## MATERIAL SUPPLIED

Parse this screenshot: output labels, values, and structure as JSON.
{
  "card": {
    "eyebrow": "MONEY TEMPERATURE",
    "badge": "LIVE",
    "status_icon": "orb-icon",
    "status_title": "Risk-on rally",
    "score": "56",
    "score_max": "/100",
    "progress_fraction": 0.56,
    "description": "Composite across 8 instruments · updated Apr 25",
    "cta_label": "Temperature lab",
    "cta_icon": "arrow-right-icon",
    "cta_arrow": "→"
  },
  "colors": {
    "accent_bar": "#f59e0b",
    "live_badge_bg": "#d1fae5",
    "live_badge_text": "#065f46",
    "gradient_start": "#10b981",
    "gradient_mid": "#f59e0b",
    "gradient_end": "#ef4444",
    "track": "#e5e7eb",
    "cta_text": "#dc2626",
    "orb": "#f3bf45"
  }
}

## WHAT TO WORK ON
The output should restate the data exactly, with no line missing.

## RESULT
Parse this screenshot: output labels, values, and structure as JSON.
{
  "card": {
    "eyebrow": "MONEY TEMPERATURE",
    "badge": "LIVE",
    "status_icon": "orb-icon",
    "status_title": "Risk-on rally",
    "score": "56",
    "score_max": "/100",
    "progress_fraction": 0.56,
    "description": "Composite across 8 instruments · updated Apr 25",
    "cta_label": "Temperature lab",
    "cta_icon": "arrow-right-icon",
    "cta_arrow": "→"
  },
  "colors": {
    "accent_bar": "#f59e0b",
    "live_badge_bg": "#d1fae5",
    "live_badge_text": "#065f46",
    "gradient_start": "#10b981",
    "gradient_mid": "#f59e0b",
    "gradient_end": "#ef4444",
    "track": "#e5e7eb",
    "cta_text": "#dc2626",
    "orb": "#f3bf45"
  }
}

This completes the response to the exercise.